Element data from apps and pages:
>>>>

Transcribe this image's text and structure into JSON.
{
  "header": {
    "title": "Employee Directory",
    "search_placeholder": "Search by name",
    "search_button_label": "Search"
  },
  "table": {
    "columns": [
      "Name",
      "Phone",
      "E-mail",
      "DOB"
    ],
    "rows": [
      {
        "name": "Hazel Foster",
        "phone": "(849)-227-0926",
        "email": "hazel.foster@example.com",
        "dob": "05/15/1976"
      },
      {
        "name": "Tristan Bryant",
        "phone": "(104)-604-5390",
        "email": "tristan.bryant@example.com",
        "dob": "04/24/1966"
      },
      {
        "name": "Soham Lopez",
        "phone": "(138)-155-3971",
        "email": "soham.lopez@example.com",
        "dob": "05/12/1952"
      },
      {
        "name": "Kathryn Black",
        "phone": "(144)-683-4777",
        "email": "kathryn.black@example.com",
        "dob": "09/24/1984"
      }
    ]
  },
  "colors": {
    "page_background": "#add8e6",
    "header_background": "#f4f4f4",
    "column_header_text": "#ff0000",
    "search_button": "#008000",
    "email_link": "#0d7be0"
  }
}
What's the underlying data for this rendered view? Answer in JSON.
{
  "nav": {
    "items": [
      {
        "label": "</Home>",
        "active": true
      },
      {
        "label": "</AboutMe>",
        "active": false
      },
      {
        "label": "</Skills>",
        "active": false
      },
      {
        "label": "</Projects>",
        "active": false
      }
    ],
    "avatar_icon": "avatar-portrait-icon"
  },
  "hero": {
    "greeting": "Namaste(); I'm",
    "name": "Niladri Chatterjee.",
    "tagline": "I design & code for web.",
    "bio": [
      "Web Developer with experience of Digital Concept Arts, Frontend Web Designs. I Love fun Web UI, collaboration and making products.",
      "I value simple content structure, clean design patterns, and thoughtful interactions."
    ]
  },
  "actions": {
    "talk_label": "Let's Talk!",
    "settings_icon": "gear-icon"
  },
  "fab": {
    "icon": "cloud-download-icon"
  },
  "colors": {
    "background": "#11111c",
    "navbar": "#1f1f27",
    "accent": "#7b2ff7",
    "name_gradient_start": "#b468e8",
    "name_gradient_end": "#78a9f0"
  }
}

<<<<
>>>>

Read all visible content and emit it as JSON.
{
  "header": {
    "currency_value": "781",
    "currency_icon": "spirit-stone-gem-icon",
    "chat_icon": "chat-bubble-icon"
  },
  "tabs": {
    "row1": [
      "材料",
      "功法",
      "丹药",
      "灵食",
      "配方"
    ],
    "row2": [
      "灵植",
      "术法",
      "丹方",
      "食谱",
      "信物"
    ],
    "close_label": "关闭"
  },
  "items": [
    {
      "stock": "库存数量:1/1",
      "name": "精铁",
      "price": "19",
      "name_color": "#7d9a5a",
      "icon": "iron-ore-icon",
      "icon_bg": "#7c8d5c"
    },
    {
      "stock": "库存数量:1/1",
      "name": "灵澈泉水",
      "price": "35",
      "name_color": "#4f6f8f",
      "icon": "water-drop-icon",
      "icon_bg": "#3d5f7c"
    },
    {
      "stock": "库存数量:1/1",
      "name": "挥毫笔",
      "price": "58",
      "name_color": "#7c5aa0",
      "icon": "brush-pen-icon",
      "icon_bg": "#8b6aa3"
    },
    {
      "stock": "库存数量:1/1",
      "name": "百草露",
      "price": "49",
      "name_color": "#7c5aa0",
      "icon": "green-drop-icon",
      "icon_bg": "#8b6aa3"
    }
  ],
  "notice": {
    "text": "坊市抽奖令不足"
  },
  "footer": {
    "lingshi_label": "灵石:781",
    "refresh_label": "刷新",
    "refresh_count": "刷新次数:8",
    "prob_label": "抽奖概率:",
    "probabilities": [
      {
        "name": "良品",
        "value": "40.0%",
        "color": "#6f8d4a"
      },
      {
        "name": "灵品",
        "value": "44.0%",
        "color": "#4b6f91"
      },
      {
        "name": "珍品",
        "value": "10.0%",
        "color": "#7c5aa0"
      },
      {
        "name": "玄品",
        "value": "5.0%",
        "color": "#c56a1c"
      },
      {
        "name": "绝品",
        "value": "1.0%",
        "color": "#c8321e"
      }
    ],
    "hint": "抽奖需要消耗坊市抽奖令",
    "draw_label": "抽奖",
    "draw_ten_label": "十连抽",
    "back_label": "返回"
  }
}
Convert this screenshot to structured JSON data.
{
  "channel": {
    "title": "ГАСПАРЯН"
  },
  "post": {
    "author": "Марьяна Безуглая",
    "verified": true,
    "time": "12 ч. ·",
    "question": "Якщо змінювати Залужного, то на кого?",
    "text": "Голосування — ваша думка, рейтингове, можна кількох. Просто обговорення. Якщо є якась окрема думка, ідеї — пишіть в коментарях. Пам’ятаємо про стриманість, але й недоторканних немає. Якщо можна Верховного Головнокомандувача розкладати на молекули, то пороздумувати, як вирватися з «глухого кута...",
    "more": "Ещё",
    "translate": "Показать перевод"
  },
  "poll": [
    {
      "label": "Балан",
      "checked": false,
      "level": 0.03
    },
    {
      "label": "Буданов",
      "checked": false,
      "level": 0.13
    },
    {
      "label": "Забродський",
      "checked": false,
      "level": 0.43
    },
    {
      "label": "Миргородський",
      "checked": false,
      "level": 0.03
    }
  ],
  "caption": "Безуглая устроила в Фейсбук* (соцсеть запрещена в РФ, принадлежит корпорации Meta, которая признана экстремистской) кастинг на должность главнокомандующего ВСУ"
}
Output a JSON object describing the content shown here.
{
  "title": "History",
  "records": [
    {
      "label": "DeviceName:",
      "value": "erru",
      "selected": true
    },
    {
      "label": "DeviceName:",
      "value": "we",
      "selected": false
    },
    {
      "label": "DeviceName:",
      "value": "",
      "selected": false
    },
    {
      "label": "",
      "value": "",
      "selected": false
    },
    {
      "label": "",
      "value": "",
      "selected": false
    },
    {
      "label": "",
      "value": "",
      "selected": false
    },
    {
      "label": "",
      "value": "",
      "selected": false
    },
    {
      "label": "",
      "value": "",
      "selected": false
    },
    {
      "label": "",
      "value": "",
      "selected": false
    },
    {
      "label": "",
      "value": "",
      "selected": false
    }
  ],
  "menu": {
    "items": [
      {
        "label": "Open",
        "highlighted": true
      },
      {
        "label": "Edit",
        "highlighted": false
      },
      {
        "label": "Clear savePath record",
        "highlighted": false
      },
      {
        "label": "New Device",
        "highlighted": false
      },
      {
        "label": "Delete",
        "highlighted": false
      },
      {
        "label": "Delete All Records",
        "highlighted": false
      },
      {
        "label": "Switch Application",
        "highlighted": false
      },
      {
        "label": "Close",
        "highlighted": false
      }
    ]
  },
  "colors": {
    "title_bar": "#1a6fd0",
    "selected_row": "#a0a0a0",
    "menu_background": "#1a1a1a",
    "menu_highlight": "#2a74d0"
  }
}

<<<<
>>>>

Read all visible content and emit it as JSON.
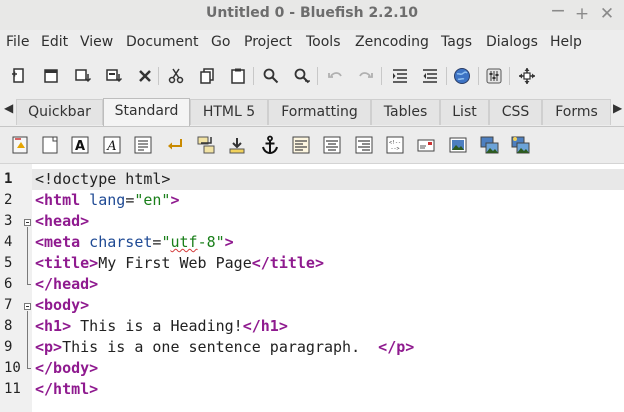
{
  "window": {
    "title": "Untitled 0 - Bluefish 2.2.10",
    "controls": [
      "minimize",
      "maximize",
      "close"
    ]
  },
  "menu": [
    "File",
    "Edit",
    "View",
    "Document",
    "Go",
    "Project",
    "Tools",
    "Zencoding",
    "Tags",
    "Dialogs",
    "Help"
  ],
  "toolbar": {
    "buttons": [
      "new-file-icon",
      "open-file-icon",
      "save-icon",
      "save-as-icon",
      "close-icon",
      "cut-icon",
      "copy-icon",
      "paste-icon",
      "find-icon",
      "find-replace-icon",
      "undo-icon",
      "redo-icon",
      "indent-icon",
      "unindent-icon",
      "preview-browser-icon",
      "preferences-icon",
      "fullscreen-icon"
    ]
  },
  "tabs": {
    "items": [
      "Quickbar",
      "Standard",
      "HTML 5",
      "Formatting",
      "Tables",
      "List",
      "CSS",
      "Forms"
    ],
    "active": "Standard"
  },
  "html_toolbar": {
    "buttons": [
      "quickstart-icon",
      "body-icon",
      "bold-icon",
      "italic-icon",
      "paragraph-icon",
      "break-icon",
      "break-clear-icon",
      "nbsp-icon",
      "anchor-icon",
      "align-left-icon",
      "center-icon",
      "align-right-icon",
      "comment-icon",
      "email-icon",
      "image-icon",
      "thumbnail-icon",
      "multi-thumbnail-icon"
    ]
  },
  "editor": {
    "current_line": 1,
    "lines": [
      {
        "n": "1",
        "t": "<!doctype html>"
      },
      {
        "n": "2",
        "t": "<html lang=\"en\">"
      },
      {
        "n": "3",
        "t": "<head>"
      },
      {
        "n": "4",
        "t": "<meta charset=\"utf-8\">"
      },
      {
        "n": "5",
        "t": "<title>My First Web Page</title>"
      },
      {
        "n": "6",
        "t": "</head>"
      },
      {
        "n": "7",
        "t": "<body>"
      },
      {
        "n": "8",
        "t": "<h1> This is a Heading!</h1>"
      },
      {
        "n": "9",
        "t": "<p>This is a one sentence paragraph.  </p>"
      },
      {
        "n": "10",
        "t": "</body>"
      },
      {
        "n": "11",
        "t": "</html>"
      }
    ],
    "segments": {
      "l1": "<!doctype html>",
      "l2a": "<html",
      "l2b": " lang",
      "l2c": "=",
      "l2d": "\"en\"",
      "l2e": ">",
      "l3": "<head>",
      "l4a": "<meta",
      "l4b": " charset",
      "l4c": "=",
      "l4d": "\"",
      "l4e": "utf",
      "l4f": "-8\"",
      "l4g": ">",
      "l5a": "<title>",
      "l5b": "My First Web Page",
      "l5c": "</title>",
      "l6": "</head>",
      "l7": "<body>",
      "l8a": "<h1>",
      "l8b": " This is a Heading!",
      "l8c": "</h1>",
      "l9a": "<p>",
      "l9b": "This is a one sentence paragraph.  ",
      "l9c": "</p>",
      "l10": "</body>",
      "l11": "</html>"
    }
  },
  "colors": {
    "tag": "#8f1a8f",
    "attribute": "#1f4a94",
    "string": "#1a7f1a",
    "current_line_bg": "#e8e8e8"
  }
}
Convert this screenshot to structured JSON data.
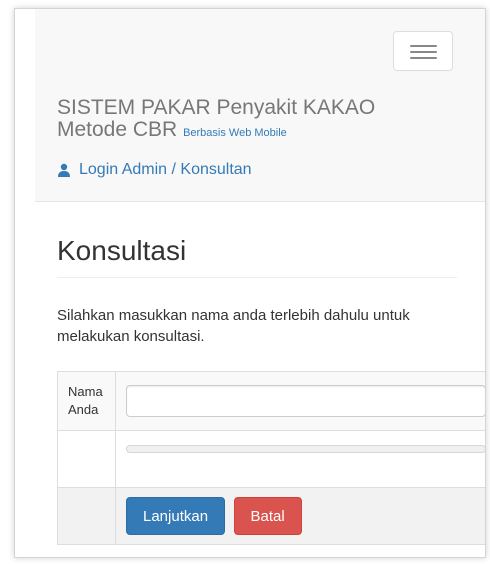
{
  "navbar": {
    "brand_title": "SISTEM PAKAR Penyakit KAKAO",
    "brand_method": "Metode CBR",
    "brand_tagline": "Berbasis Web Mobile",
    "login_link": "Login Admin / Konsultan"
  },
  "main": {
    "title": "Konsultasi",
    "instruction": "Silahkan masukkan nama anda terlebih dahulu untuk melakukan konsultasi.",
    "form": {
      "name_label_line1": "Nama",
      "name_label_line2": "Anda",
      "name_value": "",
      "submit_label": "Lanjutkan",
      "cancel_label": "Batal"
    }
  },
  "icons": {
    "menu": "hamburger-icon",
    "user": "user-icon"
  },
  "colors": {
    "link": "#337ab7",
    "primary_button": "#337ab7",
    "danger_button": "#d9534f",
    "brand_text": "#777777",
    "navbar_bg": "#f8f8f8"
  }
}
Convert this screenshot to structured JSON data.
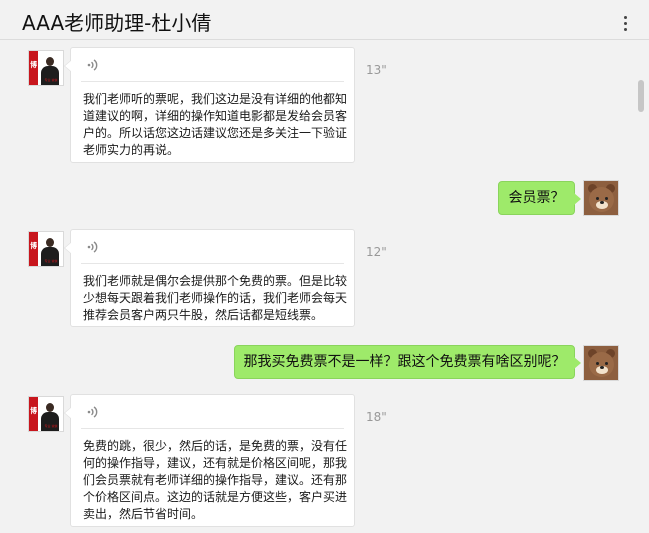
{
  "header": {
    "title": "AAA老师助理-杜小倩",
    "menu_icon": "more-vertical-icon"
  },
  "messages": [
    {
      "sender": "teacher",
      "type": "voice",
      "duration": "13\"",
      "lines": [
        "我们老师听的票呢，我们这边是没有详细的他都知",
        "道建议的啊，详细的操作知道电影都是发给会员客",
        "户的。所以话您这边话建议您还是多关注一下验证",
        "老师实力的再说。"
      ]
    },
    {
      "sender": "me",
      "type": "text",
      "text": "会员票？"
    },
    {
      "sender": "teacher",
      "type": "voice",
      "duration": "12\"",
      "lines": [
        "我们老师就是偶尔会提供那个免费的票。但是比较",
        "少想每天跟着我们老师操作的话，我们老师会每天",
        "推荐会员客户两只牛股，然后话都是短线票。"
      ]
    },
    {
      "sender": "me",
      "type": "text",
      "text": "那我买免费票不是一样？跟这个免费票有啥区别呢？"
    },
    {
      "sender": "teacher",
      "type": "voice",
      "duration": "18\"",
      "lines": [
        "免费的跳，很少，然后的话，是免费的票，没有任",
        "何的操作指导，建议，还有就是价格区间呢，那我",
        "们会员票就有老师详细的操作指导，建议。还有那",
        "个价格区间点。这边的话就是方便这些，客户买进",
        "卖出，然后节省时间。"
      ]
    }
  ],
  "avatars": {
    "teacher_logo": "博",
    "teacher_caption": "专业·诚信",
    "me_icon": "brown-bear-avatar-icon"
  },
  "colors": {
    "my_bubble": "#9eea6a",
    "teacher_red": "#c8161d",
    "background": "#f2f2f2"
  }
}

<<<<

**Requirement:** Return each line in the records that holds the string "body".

**Result for this task:**
      "body-icon",
        "t": "<body>"
        "t": "</body>"
      "l7": "<body>",
      "l10": "</body>",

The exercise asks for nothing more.